• **INPUT DATA**
◇ ◇ ◇
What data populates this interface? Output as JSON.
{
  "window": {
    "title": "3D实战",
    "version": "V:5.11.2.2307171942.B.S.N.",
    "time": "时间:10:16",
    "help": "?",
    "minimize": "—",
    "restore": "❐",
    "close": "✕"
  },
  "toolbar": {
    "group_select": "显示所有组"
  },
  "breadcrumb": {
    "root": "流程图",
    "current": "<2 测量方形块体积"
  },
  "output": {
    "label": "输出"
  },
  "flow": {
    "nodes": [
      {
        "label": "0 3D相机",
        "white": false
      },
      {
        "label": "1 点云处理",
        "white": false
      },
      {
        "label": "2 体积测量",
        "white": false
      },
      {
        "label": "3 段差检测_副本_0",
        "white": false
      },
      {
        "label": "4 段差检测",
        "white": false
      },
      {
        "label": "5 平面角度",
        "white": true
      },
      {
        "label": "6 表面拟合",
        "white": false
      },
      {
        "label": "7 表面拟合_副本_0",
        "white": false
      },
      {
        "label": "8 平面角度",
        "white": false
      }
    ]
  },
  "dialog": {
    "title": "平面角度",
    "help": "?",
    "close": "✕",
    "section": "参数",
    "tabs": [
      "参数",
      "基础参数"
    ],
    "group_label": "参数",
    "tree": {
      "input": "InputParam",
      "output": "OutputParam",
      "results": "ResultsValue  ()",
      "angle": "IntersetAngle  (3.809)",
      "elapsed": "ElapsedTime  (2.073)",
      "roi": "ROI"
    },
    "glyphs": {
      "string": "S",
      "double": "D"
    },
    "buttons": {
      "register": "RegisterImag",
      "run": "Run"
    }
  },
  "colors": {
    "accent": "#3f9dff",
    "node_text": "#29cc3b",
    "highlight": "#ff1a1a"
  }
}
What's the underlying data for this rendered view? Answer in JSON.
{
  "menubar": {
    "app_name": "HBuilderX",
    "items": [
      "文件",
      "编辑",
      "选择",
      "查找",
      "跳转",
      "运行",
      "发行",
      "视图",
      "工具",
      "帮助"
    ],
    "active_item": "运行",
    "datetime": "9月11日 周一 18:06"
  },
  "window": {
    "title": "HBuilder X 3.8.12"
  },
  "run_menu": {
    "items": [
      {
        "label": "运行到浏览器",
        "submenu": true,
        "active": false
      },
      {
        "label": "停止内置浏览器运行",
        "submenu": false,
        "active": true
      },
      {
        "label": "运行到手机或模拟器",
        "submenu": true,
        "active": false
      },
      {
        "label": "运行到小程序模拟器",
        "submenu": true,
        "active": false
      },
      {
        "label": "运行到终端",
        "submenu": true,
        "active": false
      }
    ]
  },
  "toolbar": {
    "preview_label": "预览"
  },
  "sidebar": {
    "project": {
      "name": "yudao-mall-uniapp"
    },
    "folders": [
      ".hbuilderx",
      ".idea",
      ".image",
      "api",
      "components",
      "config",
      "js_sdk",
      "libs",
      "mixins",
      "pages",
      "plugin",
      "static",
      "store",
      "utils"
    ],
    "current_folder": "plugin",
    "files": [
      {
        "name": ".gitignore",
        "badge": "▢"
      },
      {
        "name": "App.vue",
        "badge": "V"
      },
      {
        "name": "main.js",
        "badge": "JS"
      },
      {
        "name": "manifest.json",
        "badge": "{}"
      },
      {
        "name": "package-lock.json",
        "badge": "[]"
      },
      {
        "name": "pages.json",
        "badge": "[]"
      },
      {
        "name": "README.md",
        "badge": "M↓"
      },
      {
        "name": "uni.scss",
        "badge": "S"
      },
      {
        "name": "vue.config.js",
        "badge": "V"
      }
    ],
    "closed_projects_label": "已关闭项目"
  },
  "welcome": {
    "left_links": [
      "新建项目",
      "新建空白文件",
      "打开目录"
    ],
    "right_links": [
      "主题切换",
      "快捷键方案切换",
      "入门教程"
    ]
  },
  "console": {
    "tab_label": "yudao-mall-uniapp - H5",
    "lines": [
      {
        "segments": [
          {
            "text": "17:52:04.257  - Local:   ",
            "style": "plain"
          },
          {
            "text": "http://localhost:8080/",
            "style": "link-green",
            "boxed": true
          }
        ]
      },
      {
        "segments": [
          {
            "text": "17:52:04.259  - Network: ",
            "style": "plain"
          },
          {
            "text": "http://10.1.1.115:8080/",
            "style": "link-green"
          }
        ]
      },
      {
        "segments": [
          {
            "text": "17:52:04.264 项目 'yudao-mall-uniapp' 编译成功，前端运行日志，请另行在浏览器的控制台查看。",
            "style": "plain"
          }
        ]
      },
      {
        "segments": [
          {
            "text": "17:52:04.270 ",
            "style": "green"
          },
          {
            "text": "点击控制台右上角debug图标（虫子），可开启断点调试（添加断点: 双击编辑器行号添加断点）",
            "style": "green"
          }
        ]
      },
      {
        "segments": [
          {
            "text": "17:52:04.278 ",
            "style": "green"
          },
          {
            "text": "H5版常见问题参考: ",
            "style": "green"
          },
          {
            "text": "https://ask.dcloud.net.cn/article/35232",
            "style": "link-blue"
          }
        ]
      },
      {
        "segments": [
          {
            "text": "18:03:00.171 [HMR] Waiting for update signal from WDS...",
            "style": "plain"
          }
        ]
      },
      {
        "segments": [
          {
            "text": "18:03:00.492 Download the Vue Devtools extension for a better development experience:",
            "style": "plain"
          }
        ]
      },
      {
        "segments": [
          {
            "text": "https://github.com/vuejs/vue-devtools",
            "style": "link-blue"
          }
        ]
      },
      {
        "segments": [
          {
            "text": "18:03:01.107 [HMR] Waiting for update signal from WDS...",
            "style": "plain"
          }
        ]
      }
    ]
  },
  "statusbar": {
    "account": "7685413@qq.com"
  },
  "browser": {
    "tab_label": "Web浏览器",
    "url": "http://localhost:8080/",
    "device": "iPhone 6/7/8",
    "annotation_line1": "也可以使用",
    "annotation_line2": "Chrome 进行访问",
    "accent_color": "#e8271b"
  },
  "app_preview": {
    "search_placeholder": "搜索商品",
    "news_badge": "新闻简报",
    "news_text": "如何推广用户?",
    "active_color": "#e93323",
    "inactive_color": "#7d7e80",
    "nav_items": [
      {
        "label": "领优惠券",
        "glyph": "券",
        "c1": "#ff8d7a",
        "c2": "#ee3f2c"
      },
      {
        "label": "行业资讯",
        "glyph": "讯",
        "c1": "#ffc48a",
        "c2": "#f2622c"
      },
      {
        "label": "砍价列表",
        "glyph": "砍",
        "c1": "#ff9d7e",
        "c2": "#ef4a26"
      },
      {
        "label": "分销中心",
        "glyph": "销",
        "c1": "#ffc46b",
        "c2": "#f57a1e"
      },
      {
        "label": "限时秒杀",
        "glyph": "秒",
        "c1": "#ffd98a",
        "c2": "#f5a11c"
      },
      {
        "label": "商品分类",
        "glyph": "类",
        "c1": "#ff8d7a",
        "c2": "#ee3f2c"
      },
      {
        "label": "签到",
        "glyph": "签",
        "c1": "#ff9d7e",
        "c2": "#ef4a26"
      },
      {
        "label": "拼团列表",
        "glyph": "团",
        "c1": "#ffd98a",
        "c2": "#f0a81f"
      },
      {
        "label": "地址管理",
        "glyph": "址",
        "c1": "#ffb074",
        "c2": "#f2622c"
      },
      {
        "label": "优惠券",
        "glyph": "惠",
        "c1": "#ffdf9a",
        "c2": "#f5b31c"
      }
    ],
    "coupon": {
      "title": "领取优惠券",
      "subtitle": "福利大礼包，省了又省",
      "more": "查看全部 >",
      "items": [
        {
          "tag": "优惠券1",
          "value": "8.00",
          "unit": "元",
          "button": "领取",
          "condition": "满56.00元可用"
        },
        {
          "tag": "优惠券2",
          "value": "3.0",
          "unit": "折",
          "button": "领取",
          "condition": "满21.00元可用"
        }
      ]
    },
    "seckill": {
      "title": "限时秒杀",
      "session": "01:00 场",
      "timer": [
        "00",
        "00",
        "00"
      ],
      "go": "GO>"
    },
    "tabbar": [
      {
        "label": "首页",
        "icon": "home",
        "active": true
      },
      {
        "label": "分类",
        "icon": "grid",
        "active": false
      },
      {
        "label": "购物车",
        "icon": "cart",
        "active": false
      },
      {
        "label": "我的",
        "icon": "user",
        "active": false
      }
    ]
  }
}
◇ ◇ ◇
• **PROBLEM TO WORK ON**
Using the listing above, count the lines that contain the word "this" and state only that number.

• **ANSWER SPACE**
2